The Coventry City hearing - 27 August 2015
Over the next fifty years Coventry expects further University of Warwick (UoW) success, and an even more profound university footprint in and on the city. Coventry will relentlessly leverage UoW assets, capabilities and resources - as a key component of the city's determined, dynamic ambitions.
These introductory sentiments from Councillor Ann Lucas, Leader of Coventry City Council, set the tone for the first 'hearing' of the Chancellor's Commission.
'Hearings' are an important part of the Commission process. They are opportunities for major partners and role players to present local and regional aspirations and challenges; and, as significantly, to discuss UoW contributions to them openly and honestly with Commissioners.

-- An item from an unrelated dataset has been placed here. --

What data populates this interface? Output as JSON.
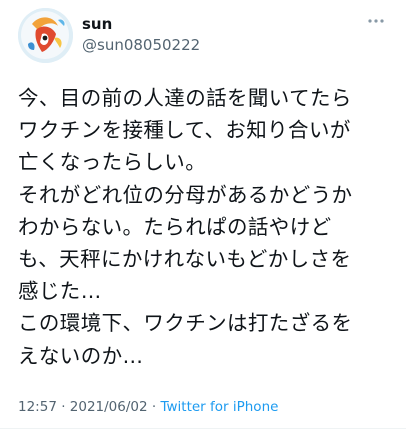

The August 27th Coventry City hearing was the first of at least four sessions we intend to convene. It will be followed by hearings on local, Warwickshire and 'Midlands' geographies and communities.
Chaired by Jonathan Browning, Chairman of Coventry and Warwickshire Local Enterprise Partnership (C&WLEP), and attended by two other Commissioners, we heard presentations and evidence from the City Council, Coventry University and a number of other city-based institutions. Kevin Richardson, Local Growth Advisor of HEFCE (Higher Education Funding Council for England), also challenged the meeting with contextual national and local pressures for universities to deepen and broaden their relationship to 'place'.
It is difficult to do justice to the rich deliberations of the hearing in this short blog. However, for me, some of the key themes to emerge include:-
- the determination of Coventry to be a 'top 10' city and global player - and the absolute commitment to address the challenges that might inhibit some citizens and communities from participating in and benefiting from city success
- the shared agendas and collective strategic intent of city council and the two universities to deliver those ambitions - in partnership with other institutions and communities
- the debunking of sometimes asserted trade-offs between university research or teaching excellence and local growth. Strong universities have to be able to deliver excellence and local development effectively, as transactional and transformative anchor institutions
If these bold statements might stray into 'motherhood and apple pie' territory, the hearing also recognised and considered some of the complex and difficult issues that achieving these statements in practice will entail.
Whilst, self-evidently, UoW already has huge impact, how can it increase and sustain a commitment to address the bespoke societal challenges of the city? Can distinctive and differential geographic and academic footprints of the two universities be better aligned to deliver synergies and increased positive results? How can individual 'good practice' interventions (whether research, teaching, volunteering or 'good neighbour') be scaled up into transformers for city success? Perhaps most profoundly, what is the relevance and dividends of university success for citizens and organisations who are not attendees of and have minimal direct relationships with either university?
The Commission will need to grapple with these types of question, and propose practical solutions.
The hearing discussed 'nitty-gritty' practice, with regards, for instance, to education and training (at Schools, Colleges, in workplace and communities; as well as at university-level). We considered housing and public realm; the deep social and health inequalities still manifest in some parts of the city. We recognised complexities and challenges of governance, geographies, public resourcing, and different 'business models' in proposing new initiatives. However, a number of bold initiatives were proposed - among them realising the 'City of Culture and Learning' ambition; and a major up-scaling of 'social innovation' research, development and delivery programmes.
My overwhelming impressions from the hearing was of deep shared passions for Coventry, and a willingness of attendees and their respective institutions to turn those passions into practice.
As mentioned above, this blog can only pick out a few of the strands of a wide-ranging discourse. I invite other attendees to post their own impressions and observations on Commission web pages. And there will be other opportunities over the remainder of the year for those not able to attend the hearing to participate in the Commission.
The Coventry City hearing was a valuable exercise in its own right. It has given the Commission much 'food for thought', and also reaffirms the relevance of the 'hearing' as a medium for deliberation as our work proceeds.
If readers of this blog wish to attend subsequent Warwickshire, local or Midlands hearings please contact us through these web pages.
28th August 2015